Orsulak has a job to do and he does it 200 percent. His hitting streak last year was the best on the team, plus he led the league in assists. He may not have a .300 batting average, but his .277 average is respectable. Joe is a gutsy player and a pleasure to watch in right field.
Why trash Anderson? I wonder if McKeown knows which player is Brady. For the record, he's the one with sideburns, plays an excellent left field and wears No. 9.
Contending for first place is not bad in my book. An average team with average players? Give me a break! There's nothing average about this team. Johnny Oates and the coaching staff have done an excellent job. Yes, I'm excited and happy. Why shouldn't I be?
Janet M. Lennox
Glen Burnie In his letter of May 10, Robert Brumback admits "mussel 'hitchhiking' on trailered boats has been targeted as the prime mechanism for spread" of the zebra mussel. He also writes, "Restricting all trailered boat traffic from our reservoirs would eliminate the most likely source . . . of . . . infestation." Later he said that "the recent DPW decision punishes responsible users of the Baltimore watershed for fear of the unconscionable few who knowingly abuse our water system."
Those points are really a sound argument for the city's stand. Of course, the city can't control every possible source of infestation (waterfowl, for example), but it does take the strongest step it can by controlling boat usage, the most likely source. Brumback asks for guarantees; the real world does the best it can.
Further, what is gained by admitting boats from responsible individuals if, as the letter tells us an "unconscionable few . . . would . . . abuse"? I don't know of any minimum number of the pest necessary to begin an infestation.
Regardless of points of argument, how can there be any doubt in comparing the recreational pleasure of relatively few boat owners with the water supply for, as Brumback points out, 1.5 million people -- one of which, incidentally, as a resident of Phoenix, he is not?
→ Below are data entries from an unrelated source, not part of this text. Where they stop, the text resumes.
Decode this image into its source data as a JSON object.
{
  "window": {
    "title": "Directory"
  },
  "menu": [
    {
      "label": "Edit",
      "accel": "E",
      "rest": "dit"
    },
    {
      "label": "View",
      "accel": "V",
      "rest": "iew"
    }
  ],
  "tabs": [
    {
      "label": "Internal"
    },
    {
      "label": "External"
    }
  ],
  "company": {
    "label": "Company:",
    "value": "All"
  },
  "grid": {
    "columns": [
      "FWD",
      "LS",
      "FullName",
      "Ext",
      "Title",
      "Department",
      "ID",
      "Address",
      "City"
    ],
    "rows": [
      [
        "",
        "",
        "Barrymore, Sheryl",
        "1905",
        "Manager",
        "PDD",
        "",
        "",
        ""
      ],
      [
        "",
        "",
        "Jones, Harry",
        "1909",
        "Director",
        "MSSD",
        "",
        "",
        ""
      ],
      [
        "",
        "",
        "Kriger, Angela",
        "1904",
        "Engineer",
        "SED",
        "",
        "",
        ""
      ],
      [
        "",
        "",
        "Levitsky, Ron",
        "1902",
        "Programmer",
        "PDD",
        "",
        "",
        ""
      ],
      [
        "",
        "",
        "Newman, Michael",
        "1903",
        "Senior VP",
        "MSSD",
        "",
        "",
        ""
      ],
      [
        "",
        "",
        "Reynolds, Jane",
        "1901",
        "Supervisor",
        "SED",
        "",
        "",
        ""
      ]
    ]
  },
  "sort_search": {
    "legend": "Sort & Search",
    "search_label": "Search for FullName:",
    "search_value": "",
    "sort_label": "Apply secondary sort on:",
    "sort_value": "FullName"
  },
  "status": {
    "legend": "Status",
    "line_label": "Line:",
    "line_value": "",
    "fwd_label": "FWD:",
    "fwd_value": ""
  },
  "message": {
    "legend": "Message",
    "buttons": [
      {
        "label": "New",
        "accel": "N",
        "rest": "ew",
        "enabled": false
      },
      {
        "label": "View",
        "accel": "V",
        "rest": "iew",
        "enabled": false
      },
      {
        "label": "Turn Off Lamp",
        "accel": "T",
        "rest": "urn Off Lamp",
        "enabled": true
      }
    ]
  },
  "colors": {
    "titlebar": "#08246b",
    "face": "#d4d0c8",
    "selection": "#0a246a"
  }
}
I would suggest that his priorities are not
quite the same as those who depend upon the city's water supply.
Charles F. Nelker
Does MLB ring a bell?
I have a question for Chuck Frainie, who wrote in a letter May 17 that the Major Soccer League isn't a major league if it has to have "Major" in its name: I couldn't care less about the Blast, Mr. Frainie, but tell me, have you ever heard of Major League Baseball?
Paul E. Milligan
MSL is no major league
I am writing in support of Russell Voight's letter of May 3 about the "Mediocre" Soccer League. Here's my viewpoint:
Every summer, the owners' committee demands that the so-called MISL Players' Association accept a pay cut or the league will fold. Class act! That's not the way professional sports should be run, and it hardly boosts fan support and credibility.
My company had season tickets for the Blast for several $H seasons. We couldn't give tickets away. The loud music was played through the whole game, as well as the babbling announcer counting the goals out loud. This might be great for kids, but this gets tiresome rather quickly for corporate support (adults).
MSL officials won't consider merging with the NPSL indoor soccer league, calling it a "minor league." Isn't that the pot calling the kettle black? Wake up and try looking in the mirror.
Lemieux does merit protection
In response to the letter in The Sun on May 17 stating that Mario Lemieux of the Pittsburgh Penguins gets royal treatment, I would like to say that hockey's version of Michael Jordan and Larry Bird all wrapped up in one package deserves much more protection than he's getting.
If Michael Jordan were undercut going in for a dunk, the player responsible probably would be banished from the NBA for life. A four-game suspension for a man doing his impersonation of a Mickey Mantle home run swing on Lemieux's hand is barely a slap on the wrist.
The letter does confirm something I surmised for a long time. Most "hockey fans" in the Baltimore area appreciate the thuggery that exists in the game rather than the grace and skill a special athlete like Lemieux brings. Finally, ask any of the Washington Capitals players who the best defensive forward in their playoff series with the Penguins was, and I'm sure Lemieux's name will be predominant.